They say the eyes are the window to the soul, but they may also be the window to the cure.
Researchers at Johns Hopkins Medicine in Baltimore have devised a new way to assess precise treatments for people with multiple sclerosis (MS). They are looking deeply into patients’ eyes.
By measuring the optic nerves in patients, researchers can gauge how much overall neurological damage has occurred in people with MS – bringing doctors closer to a significant advance in halting the progressive disease, report scientists at Johns Hopkins.
“We’re able to collect and combine data from these measurements and actually predict what’s going to happen to those measures over time,” says Dr. Ellen Mowry, associate professor of neurology at Johns Hopkins Medicine in Baltimore.
“That means for a person living with multiple sclerosis, we are on the cusp of identifying … what medication might work best for them, and how we can help prevent their own specific long-term disability,” Mowry says.
Nearly 1 million people in the U.S. are believed to be living with MS. The disease involves autoimmune inflammation in the brain and spinal cord, prompting neurological symptoms that come and go.
In time, the inflammatory attacks irreversibly damage the insulating covers of nerve wires, causing a slow accumulation of disability.
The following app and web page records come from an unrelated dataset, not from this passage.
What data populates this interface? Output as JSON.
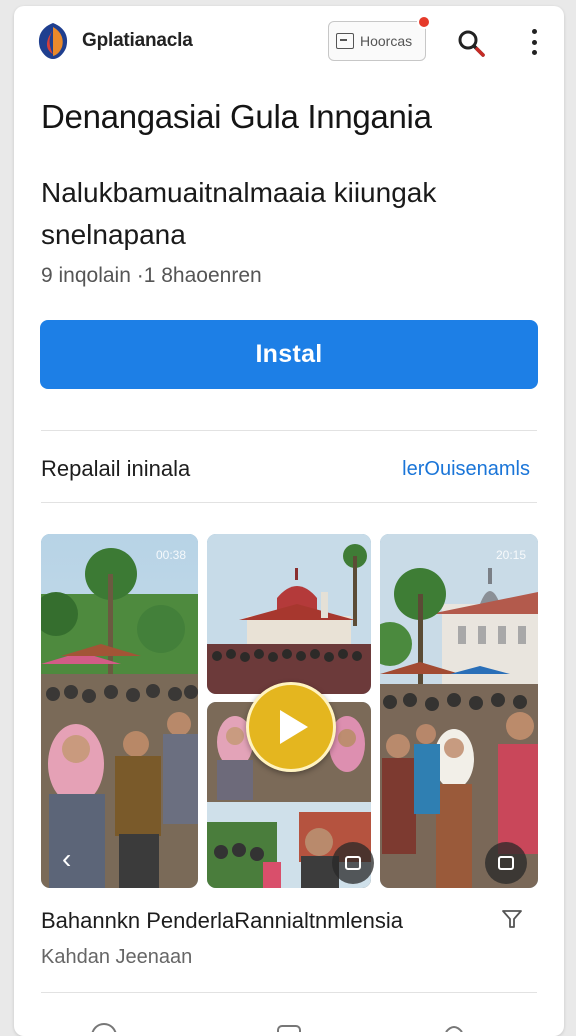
{
  "header": {
    "app_name": "Gplatianacla",
    "chip_label": "Hoorcas"
  },
  "app": {
    "title": "Denangasiai Gula Inngania",
    "subtitle": "Nalukbamuaitnalmaaia kiiungak snelnapana",
    "meta": "9 inqolain  ·1 8haoenren"
  },
  "install": {
    "label": "Instal"
  },
  "section": {
    "title": "Repalail ininala",
    "link": "lerOuisenamls"
  },
  "gallery": {
    "badge_left": "00:38",
    "badge_right": "20:15"
  },
  "caption": {
    "title": "Bahannkn PenderlaRannialtnmlensia",
    "subtitle": "Kahdan Jeenaan"
  },
  "colors": {
    "primary": "#1d7fe6",
    "link": "#1a75d8",
    "notification": "#e53a2a",
    "play": "#e4b61f"
  }
}
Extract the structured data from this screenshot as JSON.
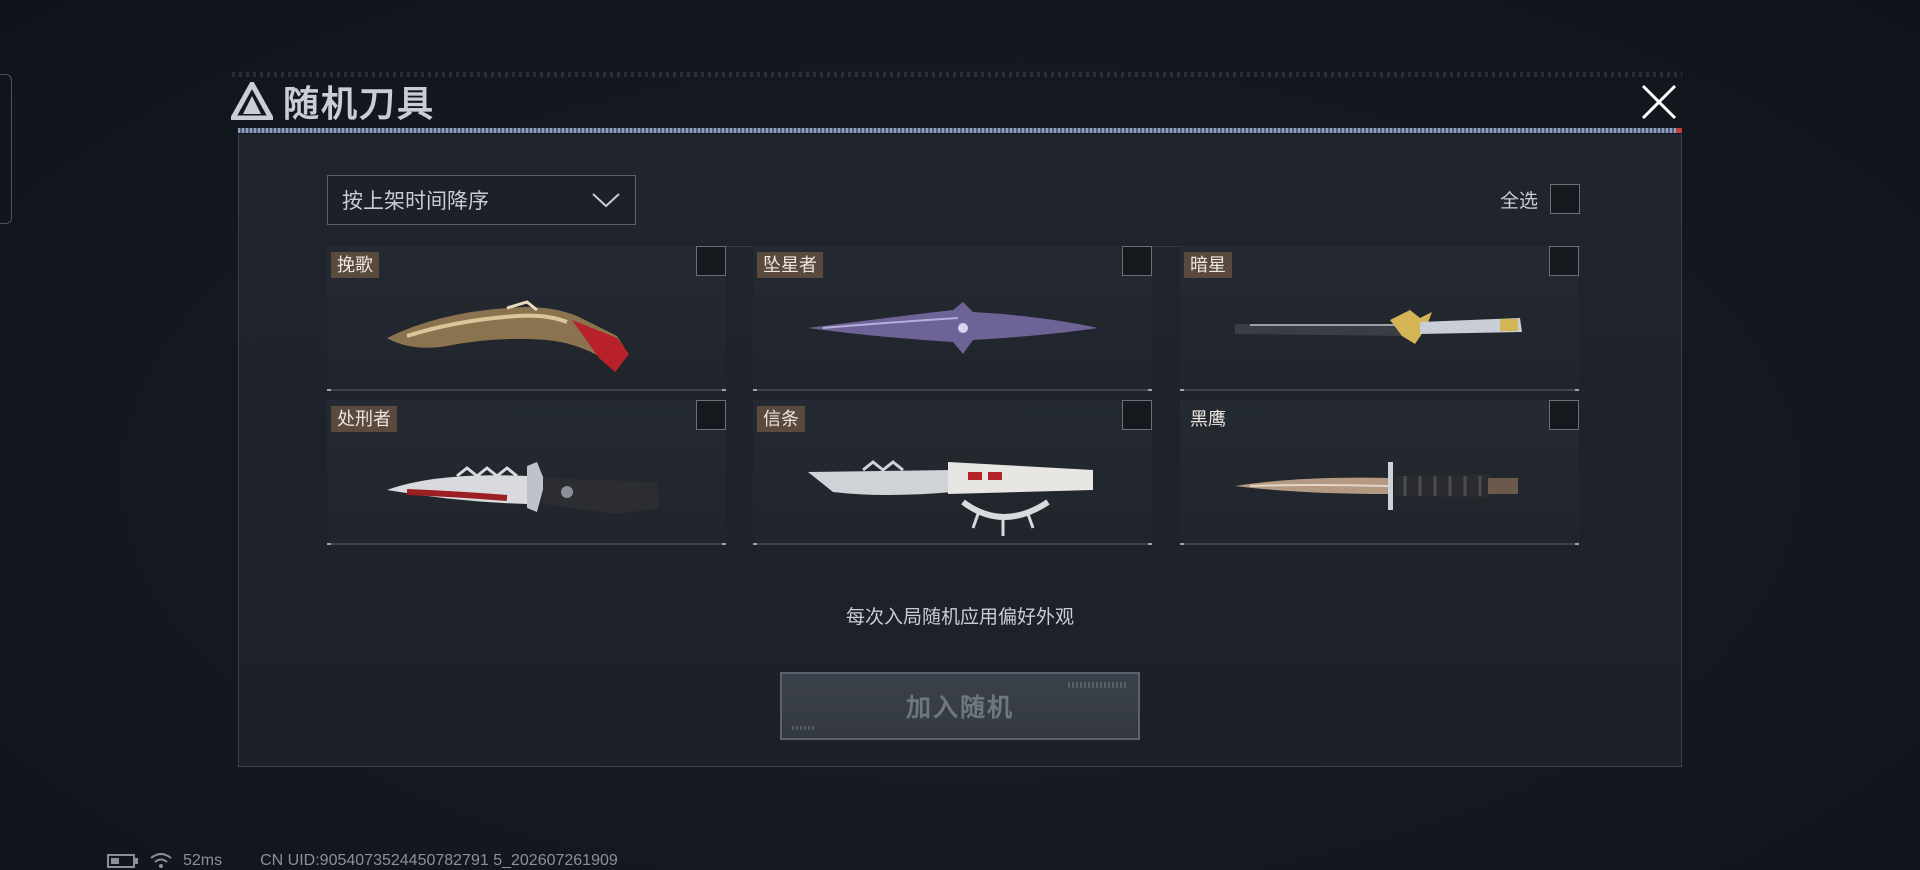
{
  "window": {
    "title": "随机刀具"
  },
  "sort": {
    "selected": "按上架时间降序"
  },
  "select_all": {
    "label": "全选"
  },
  "knives": [
    {
      "name": "挽歌",
      "checked": false
    },
    {
      "name": "坠星者",
      "checked": false
    },
    {
      "name": "暗星",
      "checked": false
    },
    {
      "name": "处刑者",
      "checked": false
    },
    {
      "name": "信条",
      "checked": false
    },
    {
      "name": "黑鹰",
      "checked": false
    }
  ],
  "hint": "每次入局随机应用偏好外观",
  "add_button": {
    "label": "加入随机"
  },
  "status": {
    "ping": "52ms",
    "uid": "CN UID:9054073524450782791 5_202607261909"
  },
  "icons": {
    "logo": "triangle-logo-icon",
    "close": "close-icon",
    "dropdown": "chevron-down-icon",
    "battery": "battery-icon",
    "wifi": "wifi-icon"
  },
  "colors": {
    "accent_red": "#c43c3c",
    "name_tag": "#5a4a3e",
    "panel": "#20252d"
  }
}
The average lifespans of people with MS are about seven years less than the general population, according to the National Multiple Sclerosis Society.